Why I chose Creative Writing at Warwick
I always knew that I wanted to study English at university, because it’s always been my favourite subject ever since I can remember, and I have very vivid memories of Year 2 Literacy lessons which consisted of our teacher giving us each a picture (the one I really distinctly remember is of a pair of kittens with ribbon around their necks) and telling us to make up a story about the picture – my idea of buckets of fun. However, even though for years I’ve harboured the dream of making a career out of writing, I never wanted to study Creative Writing at university until I was in Year 12 and started taking the idea of university more seriously, because I was a bit arrogant sometimes and very strongly of the opinion that creative writing was something you were either naturally good at or not and paying £9,000 a year couldn’t just automatically make you into a novelist. Of course, that’s true: it can’t. My degree doesn’t guarantee any kind of career, whether it be in writing or publishing, but it does give me a lot of experience and opportunities to finetune my work that I wouldn’t have if I was just working alone. So when I started looking around at universities and realised that I could do a joint degree in English Literature and Creative Writing, my mind was made up – I would still be able to study Literature, and study Creative Writing, and it was perfect.
I looked at five different universities which offered English Literature and Creative Writing. (I also looked at just studying English at Cambridge, because my school persuaded me that if I had the option I should choose university reputation over a course I loved, but that’s a whole other story that you can read about in a previous blog post). These universities were Warwick, Birmingham, Manchester, Nottingham and Newcastle. I went to open days at all of them so that I could get a proper feel of them to see which one I would like best. I loved Warwick from the outset (and I’m not just saying that) but for a while it was a toss up between Warwick and Birmingham. Both of them were beautiful campuses – whilst Birmingham is more classical-old-buildings and leafy-green-spaces-beautiful, Warwick has so much hidden beauty that it has a charm of its own – and I really was stuck as to which one to choose. I went back to both of them on Offer Holder days where I was given the chance to experience Creative Writing seminars and workshops, and eventually I knew that my decision was made. My firm choice was Warwick.
So here’s a breakdown of what swung my decision in the end:
– Passion. Warwick seemed so much more passionate! This was so important for me and was really shown at the Offer Holder days. The seminars and talks at Birmingham just didn’t compare.

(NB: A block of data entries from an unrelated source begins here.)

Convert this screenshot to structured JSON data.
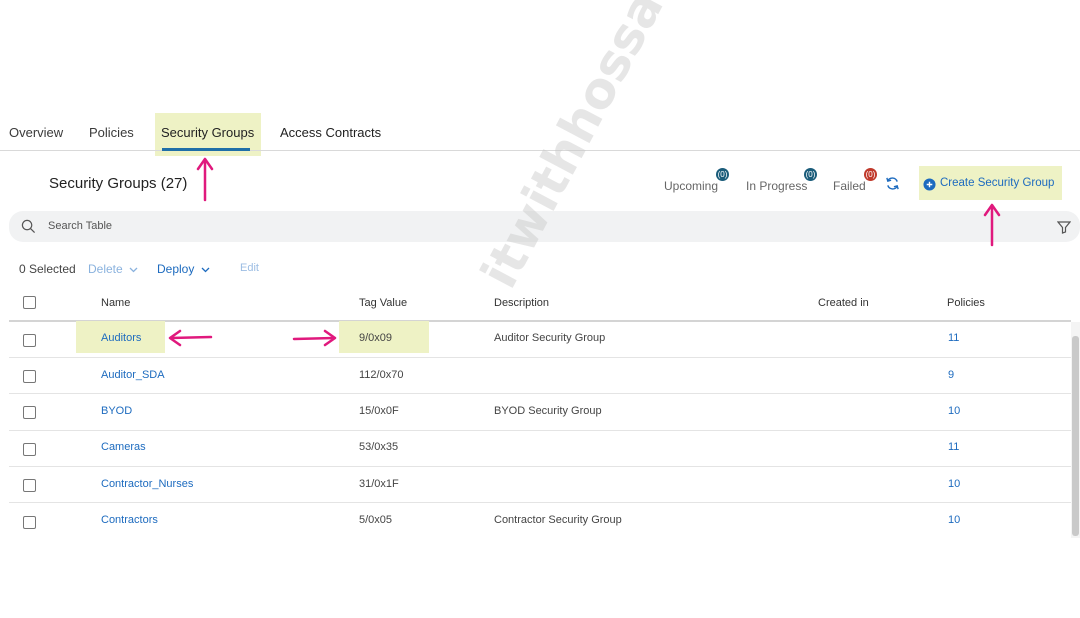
{
  "tabs": [
    {
      "label": "Overview"
    },
    {
      "label": "Policies"
    },
    {
      "label": "Security Groups",
      "active": true
    },
    {
      "label": "Access Contracts"
    }
  ],
  "header": {
    "title": "Security Groups (27)",
    "upcoming_label": "Upcoming",
    "upcoming_count": "(0)",
    "inprogress_label": "In Progress",
    "inprogress_count": "(0)",
    "failed_label": "Failed",
    "failed_count": "(0)",
    "create_label": "Create Security Group"
  },
  "search": {
    "placeholder": "Search Table"
  },
  "toolbar": {
    "selected": "0 Selected",
    "delete": "Delete",
    "deploy": "Deploy",
    "edit": "Edit"
  },
  "table": {
    "columns": [
      "Name",
      "Tag Value",
      "Description",
      "Created in",
      "Policies"
    ],
    "rows": [
      {
        "name": "Auditors",
        "tag": "9/0x09",
        "description": "Auditor Security Group",
        "created": "",
        "policies": "11"
      },
      {
        "name": "Auditor_SDA",
        "tag": "112/0x70",
        "description": "",
        "created": "",
        "policies": "9"
      },
      {
        "name": "BYOD",
        "tag": "15/0x0F",
        "description": "BYOD Security Group",
        "created": "",
        "policies": "10"
      },
      {
        "name": "Cameras",
        "tag": "53/0x35",
        "description": "",
        "created": "",
        "policies": "11"
      },
      {
        "name": "Contractor_Nurses",
        "tag": "31/0x1F",
        "description": "",
        "created": "",
        "policies": "10"
      },
      {
        "name": "Contractors",
        "tag": "5/0x05",
        "description": "Contractor Security Group",
        "created": "",
        "policies": "10"
      }
    ]
  },
  "watermark": "itwithhossam.com",
  "colors": {
    "accent": "#1d6bbf",
    "highlight": "#eef2c5",
    "annotation_arrow": "#e0197d",
    "failed_badge": "#c0392b",
    "status_badge": "#1a5c7a"
  },
  "icons": [
    "search-icon",
    "filter-icon",
    "refresh-icon",
    "plus-circle-icon",
    "chevron-down-icon"
  ]
}
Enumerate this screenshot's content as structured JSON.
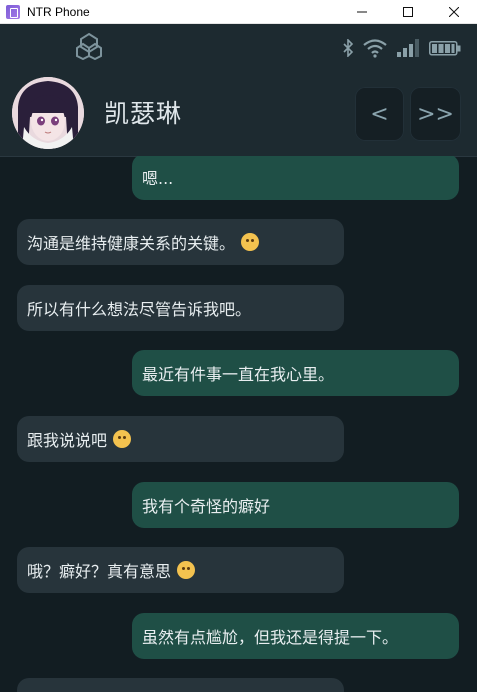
{
  "window": {
    "title": "NTR Phone"
  },
  "contact": {
    "name": "凯瑟琳"
  },
  "nav": {
    "prev_label": "<",
    "next_label": ">>"
  },
  "messages": [
    {
      "side": "me",
      "text": "嗯..."
    },
    {
      "side": "them",
      "text": "沟通是维持健康关系的关键。",
      "emoji": "hugging-face-emoji"
    },
    {
      "side": "them",
      "text": "所以有什么想法尽管告诉我吧。"
    },
    {
      "side": "me",
      "text": "最近有件事一直在我心里。"
    },
    {
      "side": "them",
      "text": "跟我说说吧",
      "emoji": "smiling-face-emoji"
    },
    {
      "side": "me",
      "text": "我有个奇怪的癖好"
    },
    {
      "side": "them",
      "text": "哦？癖好？真有意思",
      "emoji": "winking-tongue-emoji"
    },
    {
      "side": "me",
      "text": "虽然有点尴尬，但我还是得提一下。"
    }
  ]
}
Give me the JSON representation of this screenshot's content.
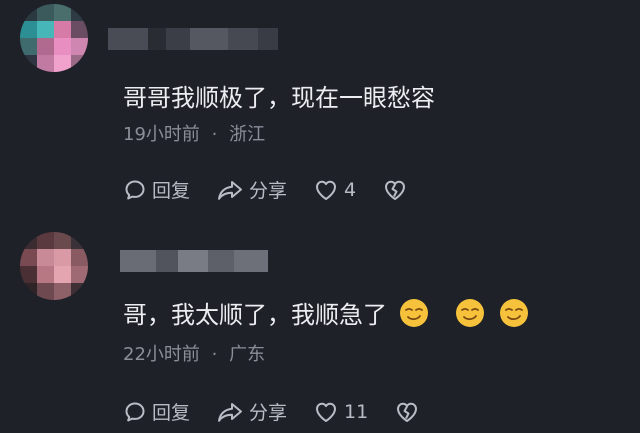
{
  "comments": [
    {
      "text": "哥哥我顺极了，现在一眼愁容",
      "time": "19小时前",
      "separator": "·",
      "location": "浙江",
      "reply_label": "回复",
      "share_label": "分享",
      "like_count": "4",
      "emoji_count": 0
    },
    {
      "text": "哥，我太顺了，我顺急了",
      "time": "22小时前",
      "separator": "·",
      "location": "广东",
      "reply_label": "回复",
      "share_label": "分享",
      "like_count": "11",
      "emoji_count": 3
    }
  ],
  "icons": {
    "reply": "comment-bubble-icon",
    "share": "share-arrow-icon",
    "like": "heart-icon",
    "dislike": "broken-heart-icon",
    "emoji": "smug-face-emoji"
  },
  "colors": {
    "background": "#1f2129",
    "text": "#ecedf0",
    "meta": "#8b8e98",
    "action": "#b9bcc4",
    "emoji": "#f6c23c"
  }
}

The excitement about Creative Writing was really tangible and engaging, and I couldn’t stop smiling.
– Millburn House. At Warwick, we have a building called Millburn House, which is the home of Creative Writing, History of Art, and Theatre Studies. It’s a short walk from the centre of campus so it’s a really nice, quiet atmosphere. In the Creative Writing section, there’s the Writer’s Room – which is where a lot of CW seminars take place, and is a really cosy, spacious room with sofas, a whiteboard, a projector, a mini-library and all sorts of other equipment to encourage productivity – as well as a small space to socialise or work independently, and the offices of the Creative Writing staff. It’s so lovely to have a home of our own that isn’t just the English department, and Birmingham didn’t really have anything like this that I saw.
-The tutors. Both Warwick and Birmingham’s tutors consist of published authors, but I didn’t get to meet as many of them at Birmingham, whereas at Warwick I met more of them and they were all really welcoming. I felt a lot more confident that I would get on well with the tutors at Warwick.
-The reputation. Warwick has one of the best, if not the best, reputations for undergraduate Creative Writing. It fights it out with a couple of others (such as the UEA – but I live in Norfolk so I wanted to move away for university). People know that it has a good reputation for the subject, and this means that it will hopefully impress employers more. And of course there’s the sense of pride that you studied there.
-The statistics. If you look online at websites such as Which? Uni you can see some of the statistics about course satisfaction etc – all good for Warwick. But what interested me the most was the percentage of students who received an offer. Warwick is 19%, Birmingham is 81% (even the UEA is 69%). There’s just no competition there. Warwick only admits around 35 Creative Writing students a year, and the application process is rigorous, including a portfolio of written work and an online interview (nothing scary – don’t let that put you off!), so you know that if you get in it’s because they believe that you have potential and you deserve to be there. It’s a small enough group that they know you by name, but big enough that there’s plenty of people to get to know and socialise with. When I got my offer, and knew that I’d been up against an awful lot of people in order to get it, it was one of the happiest moments of my life.
-Finally, I just had this sense that I would be happy there. I can’t describe it or quantify it, but overall, Warwick felt more like home, and that’s all there was to it.
Obviously, this is all completely subjective and I’m sure that I would have been happy at Birmingham had I chosen to go there, but for me, I know that Warwick was definitely the right choice.
If any of you are coming to the Open Day on Saturday 24th, make sure you drop by the English Department where I will be waiting, with a few other English students and tutors, to answer any questions you may have about English, Creative Writing or just Warwick in general!